Their sarcastic yelling barely even phased me. I literally laughed as I made it to the other side of the street and thought about how I would have taken that comment if it were not for my previous 'high'. I felt bad for the man’s high temper but kept walking as I wiped my hands dry from my sticky, melted ice-cream fingers.
My mind works in ways like this all of the time, so typically these “balancing events” occur dozens of times daily and I consciously think about them. I feel that is how I can stay level-headed.
That was my balance and instead of walking into Drew’s apartment saying, “wow I just had some prick scream at me for crossing the street!” instead I said, “I just had an awesome, FREE, ice cream cone outside of MSG. I took some photos, had a nice conversation with the driver, and went on my way. It was awesome.”
Drew and his roommates thought it was a pretty cool story. I thought it was very cool, and still do. Now I can keep that 'high' for an even longer time with my photographs and story.

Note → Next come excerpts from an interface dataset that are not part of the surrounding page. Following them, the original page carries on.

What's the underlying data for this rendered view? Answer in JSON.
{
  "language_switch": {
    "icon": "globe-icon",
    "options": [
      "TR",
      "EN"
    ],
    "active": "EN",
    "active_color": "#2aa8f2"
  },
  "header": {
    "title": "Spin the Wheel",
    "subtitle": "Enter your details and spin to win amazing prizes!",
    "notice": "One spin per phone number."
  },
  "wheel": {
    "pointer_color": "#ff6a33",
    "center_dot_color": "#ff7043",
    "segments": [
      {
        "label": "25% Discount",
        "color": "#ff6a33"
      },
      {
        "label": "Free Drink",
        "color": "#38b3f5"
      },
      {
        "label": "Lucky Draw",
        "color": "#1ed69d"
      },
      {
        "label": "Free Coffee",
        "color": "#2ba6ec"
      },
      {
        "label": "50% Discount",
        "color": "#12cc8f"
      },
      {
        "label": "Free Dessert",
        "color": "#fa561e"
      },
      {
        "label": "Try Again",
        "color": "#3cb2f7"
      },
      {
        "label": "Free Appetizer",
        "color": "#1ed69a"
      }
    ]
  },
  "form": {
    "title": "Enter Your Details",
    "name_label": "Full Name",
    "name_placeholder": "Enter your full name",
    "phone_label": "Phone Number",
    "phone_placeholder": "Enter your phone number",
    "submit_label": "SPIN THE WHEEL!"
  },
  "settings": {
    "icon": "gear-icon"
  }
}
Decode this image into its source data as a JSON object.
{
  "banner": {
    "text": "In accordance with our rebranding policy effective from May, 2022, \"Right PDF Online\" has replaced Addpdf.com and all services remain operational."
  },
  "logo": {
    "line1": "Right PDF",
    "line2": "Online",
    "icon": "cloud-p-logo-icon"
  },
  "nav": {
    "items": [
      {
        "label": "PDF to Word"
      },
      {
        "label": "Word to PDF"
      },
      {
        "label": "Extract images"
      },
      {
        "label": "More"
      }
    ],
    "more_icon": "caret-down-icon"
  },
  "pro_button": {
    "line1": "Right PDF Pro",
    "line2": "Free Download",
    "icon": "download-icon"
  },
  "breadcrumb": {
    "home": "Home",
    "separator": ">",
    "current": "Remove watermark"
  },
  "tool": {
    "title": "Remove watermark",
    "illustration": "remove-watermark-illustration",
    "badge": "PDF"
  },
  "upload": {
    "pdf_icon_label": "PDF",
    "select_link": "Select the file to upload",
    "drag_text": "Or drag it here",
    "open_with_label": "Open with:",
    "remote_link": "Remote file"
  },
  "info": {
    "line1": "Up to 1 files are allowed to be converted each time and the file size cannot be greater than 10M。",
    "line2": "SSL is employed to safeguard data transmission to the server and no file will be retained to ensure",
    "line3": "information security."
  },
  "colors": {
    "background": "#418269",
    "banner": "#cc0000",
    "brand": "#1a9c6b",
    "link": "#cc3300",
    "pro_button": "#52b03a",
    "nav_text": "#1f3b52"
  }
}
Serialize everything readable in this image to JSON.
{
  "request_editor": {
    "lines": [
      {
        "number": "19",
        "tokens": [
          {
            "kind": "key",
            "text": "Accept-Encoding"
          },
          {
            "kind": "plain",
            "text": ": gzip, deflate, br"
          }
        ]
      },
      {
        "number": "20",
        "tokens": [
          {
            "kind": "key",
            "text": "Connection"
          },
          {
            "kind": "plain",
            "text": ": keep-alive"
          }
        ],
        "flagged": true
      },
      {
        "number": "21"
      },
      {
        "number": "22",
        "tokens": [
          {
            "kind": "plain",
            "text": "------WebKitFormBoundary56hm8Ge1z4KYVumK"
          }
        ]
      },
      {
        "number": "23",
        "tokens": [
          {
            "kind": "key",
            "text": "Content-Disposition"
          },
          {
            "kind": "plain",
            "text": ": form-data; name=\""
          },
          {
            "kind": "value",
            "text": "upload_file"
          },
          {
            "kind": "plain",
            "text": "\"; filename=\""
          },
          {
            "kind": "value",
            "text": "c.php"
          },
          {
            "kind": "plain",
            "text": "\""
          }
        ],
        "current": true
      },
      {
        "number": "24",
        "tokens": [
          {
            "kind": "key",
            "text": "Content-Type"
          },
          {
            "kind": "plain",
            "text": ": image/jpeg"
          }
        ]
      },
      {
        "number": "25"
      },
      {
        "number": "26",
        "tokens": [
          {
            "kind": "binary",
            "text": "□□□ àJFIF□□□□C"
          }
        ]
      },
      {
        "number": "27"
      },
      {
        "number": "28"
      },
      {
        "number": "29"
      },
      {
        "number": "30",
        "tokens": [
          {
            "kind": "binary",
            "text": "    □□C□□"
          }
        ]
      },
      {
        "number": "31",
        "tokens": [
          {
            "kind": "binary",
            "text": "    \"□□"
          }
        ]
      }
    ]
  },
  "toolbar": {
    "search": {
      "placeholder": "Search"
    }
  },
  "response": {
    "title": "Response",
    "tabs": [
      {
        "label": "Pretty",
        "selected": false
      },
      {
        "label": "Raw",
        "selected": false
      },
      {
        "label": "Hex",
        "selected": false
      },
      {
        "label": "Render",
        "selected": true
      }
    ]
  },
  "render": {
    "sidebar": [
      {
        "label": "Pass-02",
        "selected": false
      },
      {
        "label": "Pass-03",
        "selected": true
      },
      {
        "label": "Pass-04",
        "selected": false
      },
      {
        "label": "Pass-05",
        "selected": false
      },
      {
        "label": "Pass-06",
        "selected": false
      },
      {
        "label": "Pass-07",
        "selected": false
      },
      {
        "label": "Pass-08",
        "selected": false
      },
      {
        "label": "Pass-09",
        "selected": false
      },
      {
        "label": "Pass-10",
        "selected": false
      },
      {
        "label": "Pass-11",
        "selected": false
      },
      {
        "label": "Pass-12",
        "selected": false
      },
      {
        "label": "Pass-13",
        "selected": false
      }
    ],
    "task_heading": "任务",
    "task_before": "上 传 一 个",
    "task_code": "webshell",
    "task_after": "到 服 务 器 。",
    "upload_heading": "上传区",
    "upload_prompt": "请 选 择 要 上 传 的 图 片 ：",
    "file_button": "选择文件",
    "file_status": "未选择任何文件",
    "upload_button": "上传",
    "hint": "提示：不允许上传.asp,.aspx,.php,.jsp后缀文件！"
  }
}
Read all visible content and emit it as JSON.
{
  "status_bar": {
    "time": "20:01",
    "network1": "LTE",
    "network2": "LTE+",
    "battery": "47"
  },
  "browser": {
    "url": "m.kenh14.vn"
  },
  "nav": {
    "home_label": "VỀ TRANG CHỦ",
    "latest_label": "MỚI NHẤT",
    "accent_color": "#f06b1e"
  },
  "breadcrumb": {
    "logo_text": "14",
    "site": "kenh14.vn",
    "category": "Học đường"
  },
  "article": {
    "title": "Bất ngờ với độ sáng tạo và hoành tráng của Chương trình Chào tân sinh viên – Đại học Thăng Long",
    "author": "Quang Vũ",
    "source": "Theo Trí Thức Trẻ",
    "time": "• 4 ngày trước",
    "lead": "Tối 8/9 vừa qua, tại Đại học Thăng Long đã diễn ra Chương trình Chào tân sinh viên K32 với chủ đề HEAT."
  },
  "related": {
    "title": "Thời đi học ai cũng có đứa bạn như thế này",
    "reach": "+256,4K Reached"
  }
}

As for the guy yelling at me? He might be right, maybe I should have paid more attention to crossing the street, but I’d rather happily skip across the street than concern myself with his short fuse. It’s just about balancing it out. And in the end, having a cone of ice cream and forgetting about the troubles in life for a moment are things that everyone needs once in awhile.
|What a sweet life is it.|